The term originates in the 1992 presidential candidacy of Bill Clinton. In an interview published May 13, 1992, the hip-hop MC, author, and political activist Sister Souljah was quoted in the Washington Post as saying, "If Black people kill Black people every day, why not have a week and kill white people? The remark was part of a longer response to the 1992 Los Angeles riots. The quote was later reproduced without the context of the complete interview and resulted in wide criticism from the media.
In June 1992, Clinton responded both to that quote and to something she had said in a music video ("If there are any good white people, I haven't met them") while giving a speech to Jesse Jackson Sr.'s Rainbow Coalition, saying, “If you took the words ‘white’ and ‘black,’ and you reversed them, you might think David Duke was giving that speech.”
Prior to Clinton's appearance, his campaign staff had conducted an intense debate about how far Clinton should go in distancing himself from Jackson, who was unpopular with white and moderate voters. When Souljah was invited to speak at the conference, his advisors saw their chance.
Also in the 2000 campaign for the Republican nomination, Arizona Senator John McCain stated, “Neither party should be defined by pandering to the outer reaches of American politics and the agents of intolerance, whether they be Louis Farrakhan or Al Sharpton on the left or Pat Robertson or Jerry Falwell on the right.” This was similarly seen as a repudiation of the religious right; columnist Jacob Weisberg called it "a pungent Sister Souljah moment."
During the 2008 United States presidential campaign, Democratic Party nominee Barack Obama had a number of events that were described as Sister Souljah moments.

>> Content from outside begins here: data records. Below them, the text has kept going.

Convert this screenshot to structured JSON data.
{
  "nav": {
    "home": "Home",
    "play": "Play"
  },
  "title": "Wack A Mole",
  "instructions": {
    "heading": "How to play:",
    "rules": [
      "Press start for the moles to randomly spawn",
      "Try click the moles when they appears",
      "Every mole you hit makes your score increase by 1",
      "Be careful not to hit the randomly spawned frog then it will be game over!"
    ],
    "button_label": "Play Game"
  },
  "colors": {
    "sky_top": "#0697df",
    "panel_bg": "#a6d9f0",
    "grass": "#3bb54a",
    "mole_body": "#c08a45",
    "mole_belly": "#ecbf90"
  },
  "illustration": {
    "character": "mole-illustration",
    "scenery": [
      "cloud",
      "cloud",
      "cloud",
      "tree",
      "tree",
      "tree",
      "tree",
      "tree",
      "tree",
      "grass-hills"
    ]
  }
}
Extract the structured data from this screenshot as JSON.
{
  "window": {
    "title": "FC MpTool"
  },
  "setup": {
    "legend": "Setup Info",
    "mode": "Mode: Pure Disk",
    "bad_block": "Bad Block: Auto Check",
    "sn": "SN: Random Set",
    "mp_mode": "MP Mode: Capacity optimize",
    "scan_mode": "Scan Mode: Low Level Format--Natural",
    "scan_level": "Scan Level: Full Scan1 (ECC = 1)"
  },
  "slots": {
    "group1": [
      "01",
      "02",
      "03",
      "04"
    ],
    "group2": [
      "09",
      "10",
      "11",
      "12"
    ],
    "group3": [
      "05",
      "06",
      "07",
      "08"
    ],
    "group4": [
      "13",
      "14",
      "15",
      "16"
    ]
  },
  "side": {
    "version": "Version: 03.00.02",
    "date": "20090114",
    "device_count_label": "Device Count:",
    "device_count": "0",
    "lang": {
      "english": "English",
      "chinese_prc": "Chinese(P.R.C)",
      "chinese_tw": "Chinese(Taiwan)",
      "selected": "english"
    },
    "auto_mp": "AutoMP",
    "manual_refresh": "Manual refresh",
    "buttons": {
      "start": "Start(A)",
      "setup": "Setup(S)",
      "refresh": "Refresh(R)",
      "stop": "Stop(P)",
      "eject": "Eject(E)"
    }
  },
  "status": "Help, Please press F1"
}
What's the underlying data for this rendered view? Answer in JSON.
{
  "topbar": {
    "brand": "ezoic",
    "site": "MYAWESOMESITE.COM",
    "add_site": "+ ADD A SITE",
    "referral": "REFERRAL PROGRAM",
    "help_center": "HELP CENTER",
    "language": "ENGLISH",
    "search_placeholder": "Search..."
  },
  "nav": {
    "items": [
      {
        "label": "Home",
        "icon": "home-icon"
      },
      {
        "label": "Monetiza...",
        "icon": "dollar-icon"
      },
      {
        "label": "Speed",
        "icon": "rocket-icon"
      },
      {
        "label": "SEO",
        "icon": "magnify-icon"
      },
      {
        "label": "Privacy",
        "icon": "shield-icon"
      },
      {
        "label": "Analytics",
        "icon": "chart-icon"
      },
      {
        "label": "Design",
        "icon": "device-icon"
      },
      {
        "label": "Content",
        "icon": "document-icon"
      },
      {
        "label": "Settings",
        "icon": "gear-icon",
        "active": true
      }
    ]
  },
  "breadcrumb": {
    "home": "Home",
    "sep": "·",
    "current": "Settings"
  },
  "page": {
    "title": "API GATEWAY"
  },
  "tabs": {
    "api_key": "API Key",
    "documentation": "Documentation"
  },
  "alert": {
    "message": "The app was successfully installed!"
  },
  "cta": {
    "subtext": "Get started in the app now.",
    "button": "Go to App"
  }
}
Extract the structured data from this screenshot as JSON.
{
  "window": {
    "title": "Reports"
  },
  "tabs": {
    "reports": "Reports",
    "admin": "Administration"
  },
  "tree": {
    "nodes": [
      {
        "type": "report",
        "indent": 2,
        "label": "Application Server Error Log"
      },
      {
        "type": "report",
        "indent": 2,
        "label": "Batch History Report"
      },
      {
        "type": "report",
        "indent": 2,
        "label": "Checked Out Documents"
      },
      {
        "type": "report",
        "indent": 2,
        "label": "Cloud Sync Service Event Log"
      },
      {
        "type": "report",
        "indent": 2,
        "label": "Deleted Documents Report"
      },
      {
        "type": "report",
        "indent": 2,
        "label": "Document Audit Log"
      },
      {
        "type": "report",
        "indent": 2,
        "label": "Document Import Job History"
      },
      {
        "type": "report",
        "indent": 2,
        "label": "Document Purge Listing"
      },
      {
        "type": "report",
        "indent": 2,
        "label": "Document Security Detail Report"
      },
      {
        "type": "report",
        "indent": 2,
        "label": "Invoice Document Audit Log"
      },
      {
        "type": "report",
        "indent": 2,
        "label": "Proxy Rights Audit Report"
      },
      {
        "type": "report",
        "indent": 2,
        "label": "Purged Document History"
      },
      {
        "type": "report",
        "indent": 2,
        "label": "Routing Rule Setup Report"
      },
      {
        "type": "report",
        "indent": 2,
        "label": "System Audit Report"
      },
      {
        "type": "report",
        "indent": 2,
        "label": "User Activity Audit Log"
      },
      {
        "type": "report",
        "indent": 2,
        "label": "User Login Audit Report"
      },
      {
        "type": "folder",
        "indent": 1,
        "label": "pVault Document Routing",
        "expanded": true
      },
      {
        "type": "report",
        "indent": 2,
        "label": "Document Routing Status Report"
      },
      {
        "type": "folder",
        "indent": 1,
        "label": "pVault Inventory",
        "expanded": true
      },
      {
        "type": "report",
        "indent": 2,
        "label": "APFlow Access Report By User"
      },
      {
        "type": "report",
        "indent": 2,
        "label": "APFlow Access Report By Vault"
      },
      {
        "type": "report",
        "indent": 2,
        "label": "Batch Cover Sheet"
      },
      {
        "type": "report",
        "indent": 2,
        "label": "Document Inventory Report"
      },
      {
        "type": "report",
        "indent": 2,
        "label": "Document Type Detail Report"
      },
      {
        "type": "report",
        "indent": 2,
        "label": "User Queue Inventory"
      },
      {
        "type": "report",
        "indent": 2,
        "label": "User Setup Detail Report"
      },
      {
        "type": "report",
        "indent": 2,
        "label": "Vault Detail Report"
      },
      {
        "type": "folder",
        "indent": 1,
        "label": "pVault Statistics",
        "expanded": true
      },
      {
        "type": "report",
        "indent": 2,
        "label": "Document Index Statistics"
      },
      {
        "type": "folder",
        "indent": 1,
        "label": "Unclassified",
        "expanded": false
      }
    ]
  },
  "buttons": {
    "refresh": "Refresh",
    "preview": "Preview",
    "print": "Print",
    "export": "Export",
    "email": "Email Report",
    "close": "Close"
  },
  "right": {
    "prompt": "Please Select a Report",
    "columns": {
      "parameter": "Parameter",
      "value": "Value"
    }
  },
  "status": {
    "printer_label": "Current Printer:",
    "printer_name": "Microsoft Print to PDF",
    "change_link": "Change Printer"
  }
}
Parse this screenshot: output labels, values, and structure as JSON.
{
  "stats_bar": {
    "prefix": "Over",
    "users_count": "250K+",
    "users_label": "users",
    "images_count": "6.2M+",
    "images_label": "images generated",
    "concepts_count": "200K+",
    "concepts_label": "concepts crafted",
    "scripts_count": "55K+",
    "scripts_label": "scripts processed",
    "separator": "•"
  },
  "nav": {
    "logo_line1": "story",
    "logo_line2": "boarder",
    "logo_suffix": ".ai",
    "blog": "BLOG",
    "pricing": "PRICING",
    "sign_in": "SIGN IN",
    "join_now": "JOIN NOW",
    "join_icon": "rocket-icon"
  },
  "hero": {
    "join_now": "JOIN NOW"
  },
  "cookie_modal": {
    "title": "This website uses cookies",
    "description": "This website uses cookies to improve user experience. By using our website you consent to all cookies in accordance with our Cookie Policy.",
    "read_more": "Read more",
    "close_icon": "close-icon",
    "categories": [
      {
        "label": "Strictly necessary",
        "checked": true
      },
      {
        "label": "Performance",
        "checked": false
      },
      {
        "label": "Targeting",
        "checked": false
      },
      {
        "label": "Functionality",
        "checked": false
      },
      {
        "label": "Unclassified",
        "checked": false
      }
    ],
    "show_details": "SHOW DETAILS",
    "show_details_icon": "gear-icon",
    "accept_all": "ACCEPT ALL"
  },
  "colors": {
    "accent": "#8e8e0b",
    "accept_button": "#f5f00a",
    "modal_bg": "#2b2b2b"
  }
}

On April 29, in response to a series of provocative statements from his then-Pastor Jeremiah Wright, Obama gave a speech where he distanced himself from Wright and called some of Wright's statements "a bunch of rants that aren't grounded in truth. South Carolina Congressman James Clyburn said of the speech, "This, I think, offers Barack Obama his Sister Souljah moment"; the speech was also described as "more than a Sister Souljah moment" by columnist Maureen Dowd.
On July 8, former Special Counsel to Bill Clinton Lanny Davis called Obama's decision to vote for the FISA Amendments Act of 2008 a "Sister Souljah moment" that showed "that as president he would be more committed to the "solutions" business than to yield to the pressure to prove his ideological purity to his party's base.
On July 10, when civil-rights activist Jesse Jackson was caught by a microphone whispering to a fellow interviewee before a taping of Fox and Friends that Barack Obama was talking down to black people; Washington post columnist Dan Balz called it Obama's Accidental Sister Souljah moment, saying Jackson's public image was of old-style Black politics.